# EXERCISE OBJECTIVE
Go through the records and show each line where the word "https" occurs.

#####

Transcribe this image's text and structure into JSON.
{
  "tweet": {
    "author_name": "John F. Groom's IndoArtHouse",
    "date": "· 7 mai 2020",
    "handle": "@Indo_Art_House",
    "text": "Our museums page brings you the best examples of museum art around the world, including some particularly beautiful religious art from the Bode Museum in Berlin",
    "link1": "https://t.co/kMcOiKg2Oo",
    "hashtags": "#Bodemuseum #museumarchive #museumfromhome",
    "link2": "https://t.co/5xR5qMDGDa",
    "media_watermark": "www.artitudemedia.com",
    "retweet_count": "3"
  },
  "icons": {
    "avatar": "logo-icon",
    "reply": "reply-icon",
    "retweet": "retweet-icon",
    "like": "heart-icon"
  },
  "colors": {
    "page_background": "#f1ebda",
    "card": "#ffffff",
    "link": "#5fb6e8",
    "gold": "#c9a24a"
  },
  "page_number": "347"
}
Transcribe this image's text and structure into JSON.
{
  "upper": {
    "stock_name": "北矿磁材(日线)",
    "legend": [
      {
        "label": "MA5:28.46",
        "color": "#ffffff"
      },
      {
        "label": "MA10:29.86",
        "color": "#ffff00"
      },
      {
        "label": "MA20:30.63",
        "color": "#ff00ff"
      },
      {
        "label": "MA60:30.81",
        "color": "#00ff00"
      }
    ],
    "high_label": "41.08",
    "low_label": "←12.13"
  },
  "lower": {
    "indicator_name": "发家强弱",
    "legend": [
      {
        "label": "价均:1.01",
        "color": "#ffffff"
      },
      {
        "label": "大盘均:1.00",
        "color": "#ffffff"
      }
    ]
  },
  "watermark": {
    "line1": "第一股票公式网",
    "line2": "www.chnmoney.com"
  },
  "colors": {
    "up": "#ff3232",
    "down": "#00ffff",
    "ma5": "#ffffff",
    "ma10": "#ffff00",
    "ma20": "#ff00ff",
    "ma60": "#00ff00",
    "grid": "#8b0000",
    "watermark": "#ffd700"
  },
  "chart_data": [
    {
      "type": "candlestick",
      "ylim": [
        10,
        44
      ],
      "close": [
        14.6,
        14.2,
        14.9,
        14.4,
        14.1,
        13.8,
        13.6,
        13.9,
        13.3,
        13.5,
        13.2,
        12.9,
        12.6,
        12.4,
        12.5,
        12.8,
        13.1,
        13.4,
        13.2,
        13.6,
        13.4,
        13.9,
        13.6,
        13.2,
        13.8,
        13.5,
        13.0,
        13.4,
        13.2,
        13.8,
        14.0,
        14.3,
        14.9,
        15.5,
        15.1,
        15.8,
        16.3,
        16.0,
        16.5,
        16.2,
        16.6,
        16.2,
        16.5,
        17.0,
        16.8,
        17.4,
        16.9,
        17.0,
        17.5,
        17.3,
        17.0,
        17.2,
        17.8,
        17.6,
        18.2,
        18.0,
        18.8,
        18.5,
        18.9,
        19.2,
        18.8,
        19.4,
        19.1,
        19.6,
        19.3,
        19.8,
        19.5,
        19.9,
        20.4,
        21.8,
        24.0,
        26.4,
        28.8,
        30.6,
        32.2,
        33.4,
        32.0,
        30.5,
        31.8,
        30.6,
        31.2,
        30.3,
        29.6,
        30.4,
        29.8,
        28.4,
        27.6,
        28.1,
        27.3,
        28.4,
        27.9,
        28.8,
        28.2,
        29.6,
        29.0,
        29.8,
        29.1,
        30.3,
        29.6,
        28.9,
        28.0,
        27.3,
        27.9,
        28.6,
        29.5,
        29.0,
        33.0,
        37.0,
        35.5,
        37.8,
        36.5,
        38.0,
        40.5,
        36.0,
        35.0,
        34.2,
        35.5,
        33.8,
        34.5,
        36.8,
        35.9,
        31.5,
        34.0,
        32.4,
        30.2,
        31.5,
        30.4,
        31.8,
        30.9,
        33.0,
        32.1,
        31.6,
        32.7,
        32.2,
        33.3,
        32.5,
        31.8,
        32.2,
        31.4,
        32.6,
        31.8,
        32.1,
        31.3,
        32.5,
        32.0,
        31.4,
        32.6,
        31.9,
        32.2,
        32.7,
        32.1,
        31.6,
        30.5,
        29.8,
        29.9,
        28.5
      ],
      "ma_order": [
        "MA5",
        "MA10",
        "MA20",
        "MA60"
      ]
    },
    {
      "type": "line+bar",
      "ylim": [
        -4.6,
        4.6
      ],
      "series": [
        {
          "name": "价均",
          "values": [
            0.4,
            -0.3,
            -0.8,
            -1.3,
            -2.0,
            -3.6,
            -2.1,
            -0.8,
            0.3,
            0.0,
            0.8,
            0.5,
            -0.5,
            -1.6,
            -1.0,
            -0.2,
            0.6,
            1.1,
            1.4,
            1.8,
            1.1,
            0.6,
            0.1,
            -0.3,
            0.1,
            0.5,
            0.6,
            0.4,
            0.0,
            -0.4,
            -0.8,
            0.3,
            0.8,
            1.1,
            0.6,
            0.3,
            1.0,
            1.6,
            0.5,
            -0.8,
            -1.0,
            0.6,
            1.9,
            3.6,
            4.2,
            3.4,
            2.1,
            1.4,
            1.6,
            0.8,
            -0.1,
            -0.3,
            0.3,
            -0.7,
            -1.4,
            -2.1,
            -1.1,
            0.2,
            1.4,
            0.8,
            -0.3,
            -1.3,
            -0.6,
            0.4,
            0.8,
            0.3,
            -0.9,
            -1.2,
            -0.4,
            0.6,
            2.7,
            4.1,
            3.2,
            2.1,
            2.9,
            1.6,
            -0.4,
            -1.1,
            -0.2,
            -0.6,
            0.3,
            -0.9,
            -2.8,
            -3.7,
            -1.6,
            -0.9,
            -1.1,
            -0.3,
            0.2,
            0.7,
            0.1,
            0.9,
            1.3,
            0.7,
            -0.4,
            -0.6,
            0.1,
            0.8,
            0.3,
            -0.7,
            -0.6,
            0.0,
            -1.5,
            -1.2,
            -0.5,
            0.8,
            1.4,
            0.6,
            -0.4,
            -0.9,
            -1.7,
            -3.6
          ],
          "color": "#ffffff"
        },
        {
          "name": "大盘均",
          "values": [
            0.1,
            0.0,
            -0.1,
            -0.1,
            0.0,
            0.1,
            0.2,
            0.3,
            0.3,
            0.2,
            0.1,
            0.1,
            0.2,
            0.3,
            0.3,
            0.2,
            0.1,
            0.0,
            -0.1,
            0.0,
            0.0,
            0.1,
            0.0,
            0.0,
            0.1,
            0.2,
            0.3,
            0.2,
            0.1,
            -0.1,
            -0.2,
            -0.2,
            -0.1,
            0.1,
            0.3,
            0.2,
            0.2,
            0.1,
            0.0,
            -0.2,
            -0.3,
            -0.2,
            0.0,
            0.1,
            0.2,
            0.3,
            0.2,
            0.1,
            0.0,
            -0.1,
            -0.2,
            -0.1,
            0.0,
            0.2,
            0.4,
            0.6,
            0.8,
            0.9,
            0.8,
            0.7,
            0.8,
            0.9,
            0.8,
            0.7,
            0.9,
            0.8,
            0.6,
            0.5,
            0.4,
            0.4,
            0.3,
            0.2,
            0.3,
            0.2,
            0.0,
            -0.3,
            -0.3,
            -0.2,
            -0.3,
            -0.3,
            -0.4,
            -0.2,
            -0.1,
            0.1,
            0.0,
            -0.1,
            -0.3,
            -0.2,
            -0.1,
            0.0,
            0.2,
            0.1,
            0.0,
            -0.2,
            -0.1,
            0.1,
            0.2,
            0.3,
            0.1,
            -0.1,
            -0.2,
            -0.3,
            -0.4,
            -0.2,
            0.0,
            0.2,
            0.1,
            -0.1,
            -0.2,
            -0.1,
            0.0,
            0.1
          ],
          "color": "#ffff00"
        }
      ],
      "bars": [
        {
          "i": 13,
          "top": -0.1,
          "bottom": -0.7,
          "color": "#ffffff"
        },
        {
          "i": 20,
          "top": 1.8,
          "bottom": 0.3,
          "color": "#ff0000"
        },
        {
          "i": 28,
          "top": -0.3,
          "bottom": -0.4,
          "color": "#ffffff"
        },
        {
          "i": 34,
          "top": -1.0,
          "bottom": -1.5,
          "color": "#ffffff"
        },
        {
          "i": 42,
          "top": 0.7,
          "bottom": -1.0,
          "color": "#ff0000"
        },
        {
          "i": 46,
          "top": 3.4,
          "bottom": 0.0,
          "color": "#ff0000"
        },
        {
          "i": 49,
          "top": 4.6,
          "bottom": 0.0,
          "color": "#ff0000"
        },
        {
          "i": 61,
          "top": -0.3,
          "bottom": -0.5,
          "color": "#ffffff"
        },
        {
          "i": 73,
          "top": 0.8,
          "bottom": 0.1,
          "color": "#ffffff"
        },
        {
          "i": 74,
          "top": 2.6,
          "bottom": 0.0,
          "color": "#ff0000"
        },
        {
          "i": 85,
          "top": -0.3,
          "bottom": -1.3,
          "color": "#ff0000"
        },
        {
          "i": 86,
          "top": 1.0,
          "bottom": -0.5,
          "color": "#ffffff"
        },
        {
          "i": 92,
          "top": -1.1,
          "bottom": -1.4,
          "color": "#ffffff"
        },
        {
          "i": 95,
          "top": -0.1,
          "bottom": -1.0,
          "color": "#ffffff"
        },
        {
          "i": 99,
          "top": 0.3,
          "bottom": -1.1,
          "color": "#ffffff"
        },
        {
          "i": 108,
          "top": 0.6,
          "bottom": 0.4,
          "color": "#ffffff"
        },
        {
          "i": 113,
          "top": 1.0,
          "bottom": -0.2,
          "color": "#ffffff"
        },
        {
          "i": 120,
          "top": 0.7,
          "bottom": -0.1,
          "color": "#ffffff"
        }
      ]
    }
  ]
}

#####

# TASK RESPONSE
    "link1": "https://t.co/kMcOiKg2Oo",
    "link2": "https://t.co/5xR5qMDGDa",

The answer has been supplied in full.